Get ready to be grossed out. It’s pork fat, pork blood, oatmeal, and oat and barley groats.
“—scallops with cabbage and green apple sauce, and shortbread.”
“I texted all my friends from school. I can’t believe we’re livin
Praise for the Nicky and Noah mysteries:
“Joe Cosentino has a unique and fabulous gift. His writing is flawless, and his use of farce, along with his convoluted plot-lines, will have you guessing until the very last page, which makes his books a joy to read. His books are worth their weight in gold, and if you haven’t discovered them yet you are in for a rare treat.” Divine Magazine
“a combination of Laurel and Hardy mixed with Hitchcock and Murder She Wrote…
Loaded with puns and one-liners…Right to the end, you are kept guessing, and the conclusion still has a surprise in store for you.” “the best modern Sherlock and Watson in books today…I highly recommend this book and the entire series, it’s a pure pleasure, full of fun and love, written with talent and brio…fabulous…brilliant” Optimumm Book Reviews
“adventure, mystery, and romance with every page….Funny, clever, and sweet….I can’t find anything not to love about this series….This read had me laughing and falling in love….Nicky and Noah are my favorite gay couple.” Urban Book Reviews
“For fans of Joe Cosentino’s hilarious mysteries, this is another vintage story with more cheeky asides and sub plots right left and centre….The story is fast paced, funny and sassy. The writing is very witty with lots of tongue-in-cheek humour….Highly recommended.” Boy Meets Boy Reviews
“This delightfully sudsy, colorful cast of characters would rival that of any daytime soap opera, and the character exchanges are rife with sass, wit and cagey sarcasm….As the pages turn quickly, the author keeps us hanging until the startling end.” Edge Media Network
“A laugh and a murder, done in the style we have all come to love….This had me from the first paragraph….Another wonderful story with characters you know and love!” Crystals Many Reviewers
“These two are so entertaining….Their tactics in finding clues and the crazy funny interactions between characters keeps the pages turning. For most of the book if I wasn’t laughing I was grinning.” Jo and Isa Love Books
“Superb fun from start to finish, for me this series gets stronger with every book and that’s saying something because the benchmark was set so very high with book 1.” Three Books Over the Rainbow
“The Nicky and Noah Mysteries series are perfect for fans of the Cozy Mystery sub-genre.
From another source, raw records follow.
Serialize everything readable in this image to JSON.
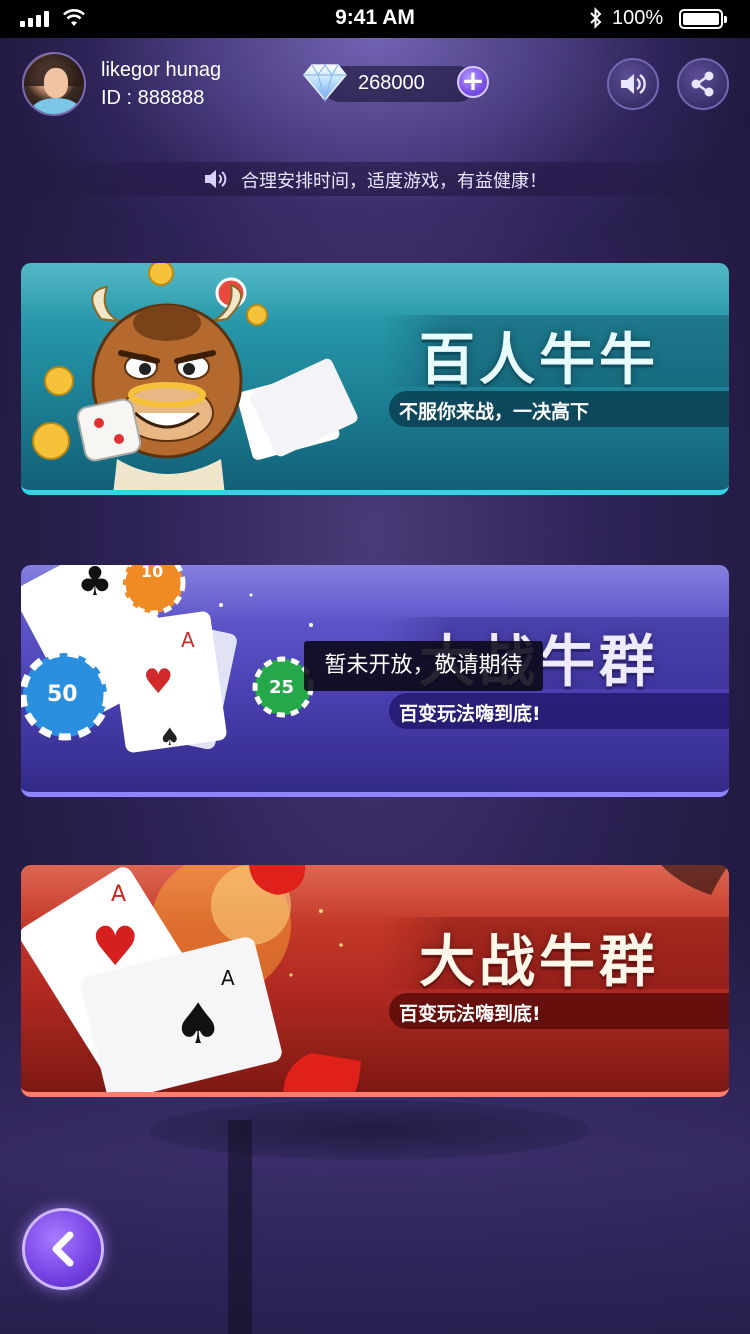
{
  "status_bar": {
    "time": "9:41 AM",
    "battery_text": "100%",
    "battery_level": 1.0,
    "icons": [
      "signal-icon",
      "wifi-icon",
      "bluetooth-icon",
      "battery-icon"
    ]
  },
  "user": {
    "name": "likegor hunag",
    "id_text": "ID : 888888"
  },
  "currency": {
    "icon": "diamond-icon",
    "amount": "268000",
    "add_icon": "plus-icon"
  },
  "header_buttons": {
    "sound_icon": "speaker-icon",
    "share_icon": "share-icon"
  },
  "notice": {
    "icon": "speaker-icon",
    "text": "合理安排时间，适度游戏，有益健康！"
  },
  "games": [
    {
      "title": "百人牛牛",
      "subtitle": "不服你来战，一决高下",
      "theme": "#1e8397"
    },
    {
      "title": "大战牛群",
      "subtitle": "百变玩法嗨到底!",
      "theme": "#4b41b3"
    },
    {
      "title": "大战牛群",
      "subtitle": "百变玩法嗨到底!",
      "theme": "#b02a22"
    }
  ],
  "toast": {
    "text": "暂未开放，敬请期待"
  },
  "back_button": {
    "icon": "chevron-left-icon"
  },
  "colors": {
    "background": "#2d2255",
    "accent": "#7a45e6"
  }
}
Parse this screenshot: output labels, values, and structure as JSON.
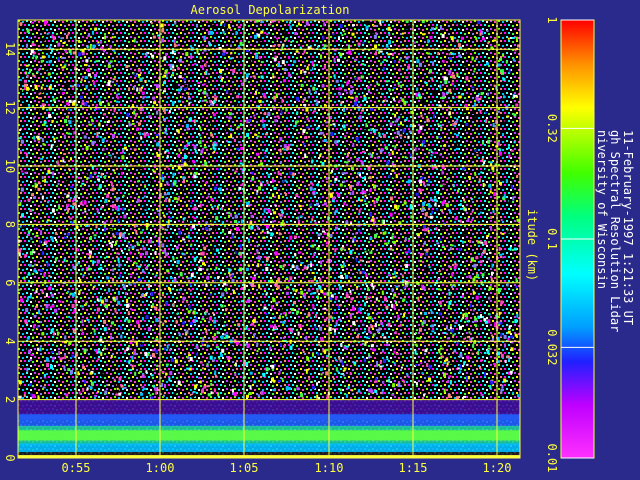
{
  "chart_data": {
    "type": "heatmap",
    "title": "Aerosol Depolarization",
    "xlabel": "",
    "ylabel": "itude (km)",
    "x_ticks": [
      "0:55",
      "1:00",
      "1:05",
      "1:10",
      "1:15",
      "1:20"
    ],
    "y_ticks": [
      "0",
      "2",
      "4",
      "6",
      "8",
      "10",
      "12",
      "14"
    ],
    "ylim": [
      0,
      15
    ],
    "grid": true,
    "colorbar": {
      "scale": "log",
      "range": [
        0.01,
        1
      ],
      "tick_labels": [
        "0.01",
        "0.032",
        "0.1",
        "0.32",
        "1"
      ]
    },
    "colors": {
      "background": "#2a2a8c",
      "grid": "#ffff40",
      "text": "#ffff40",
      "side_text": "#ffffff"
    }
  },
  "side_text": {
    "line1": "niversity of Wisconsin",
    "line2": "gh Spectral Resolution Lidar",
    "line3": "11-February-1997  1:21:33 UT"
  }
}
They mix tongue-in-cheek humor, over-the-top characters, a wee bit of political commentary, and suspense into a sweet little mystery solved by Nicky and Noah, theatre professors for whom all the world’s a stage.” Prism Book Alliance
“This is one hilarious series with a heart and it just keeps getting better. I highly recommend them all, and please read them in the order they were written for full blown laugh out loud reading pleasure!” Scattered Thoughts and Rogue Words
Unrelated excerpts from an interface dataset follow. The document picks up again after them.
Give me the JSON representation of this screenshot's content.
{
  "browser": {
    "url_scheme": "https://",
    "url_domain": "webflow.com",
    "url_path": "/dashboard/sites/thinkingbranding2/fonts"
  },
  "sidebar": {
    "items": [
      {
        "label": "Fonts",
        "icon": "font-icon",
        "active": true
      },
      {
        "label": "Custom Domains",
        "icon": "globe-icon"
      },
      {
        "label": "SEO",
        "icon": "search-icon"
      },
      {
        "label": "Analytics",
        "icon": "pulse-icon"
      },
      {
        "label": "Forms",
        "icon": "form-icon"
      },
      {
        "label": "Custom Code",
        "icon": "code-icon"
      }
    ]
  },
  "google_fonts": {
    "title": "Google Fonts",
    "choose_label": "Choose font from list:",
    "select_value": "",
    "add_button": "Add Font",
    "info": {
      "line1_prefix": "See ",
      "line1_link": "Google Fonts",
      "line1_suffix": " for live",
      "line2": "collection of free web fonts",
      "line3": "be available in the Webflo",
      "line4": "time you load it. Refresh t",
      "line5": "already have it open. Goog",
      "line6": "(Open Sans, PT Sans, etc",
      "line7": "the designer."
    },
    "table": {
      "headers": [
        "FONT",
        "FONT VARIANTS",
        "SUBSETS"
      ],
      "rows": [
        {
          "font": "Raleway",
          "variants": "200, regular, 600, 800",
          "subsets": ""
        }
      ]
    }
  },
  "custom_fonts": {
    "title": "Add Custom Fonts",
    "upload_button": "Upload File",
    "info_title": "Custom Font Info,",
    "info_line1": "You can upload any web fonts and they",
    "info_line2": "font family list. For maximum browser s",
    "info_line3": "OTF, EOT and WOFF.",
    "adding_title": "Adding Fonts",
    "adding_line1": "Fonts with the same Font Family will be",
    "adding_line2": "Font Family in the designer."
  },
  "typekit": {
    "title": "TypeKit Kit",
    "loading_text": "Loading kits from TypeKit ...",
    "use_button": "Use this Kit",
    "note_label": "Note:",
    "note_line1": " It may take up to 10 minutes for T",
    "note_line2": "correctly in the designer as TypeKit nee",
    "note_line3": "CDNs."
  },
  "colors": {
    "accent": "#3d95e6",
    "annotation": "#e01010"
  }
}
About the Author
Bestselling author Joe Cosentino was voted Favorite LGBT Mystery, Humorous, and Contemporary Author of the Year by the readers of Divine Magazine for Drama Queen. He also wrote the other novels in the Nicky and Noah mystery series: Drama Muscle, Drama Cruise, Drama Luau, Drama Detective, Drama Fraternity, Drama Castle; the Dreamspinner Press novellas: In My Heart/An Infatuation & A Shooting Star, A Home for the Holidays, The Perfect Gift, The First Noel, The Naked Prince and Other Tales from Fairyland with Holiday Tales from Fairyland, the Cozzi Cove series: Cozzi Cove: Bouncing Back, Cozzi Cove: Moving Forward, Cozzi Cove: Stepping Out, Cozzi Cove: New Beginnings, Cozzi Cove: Happy Endings (NineStar Press); and the Jana Lane mysteries: Paper Doll, Porcelain Doll, Satin Doll, China Doll, Rag Doll (The Wild Rose Press). He has appeared in principal acting roles in film, television, and theatre, opposite stars such as Bruce Willis, Rosie O’Donnell, Nathan Lane, Holland Taylor, and Jason Robards. Joe is currently Chair of the Department/Professor at a college in upstate New York, and he is happily married. Joe was voted 2nd Place Favorite LGBT Author of the Year in Divine Magazine’s Readers’ Choice Awards, and his books have received numerous Favorite Book of the Month Awards and Rainbow Award Honorable Mentions.
Web site: http://www.JoeCosentino.weebly.com
Paperback: 215 pages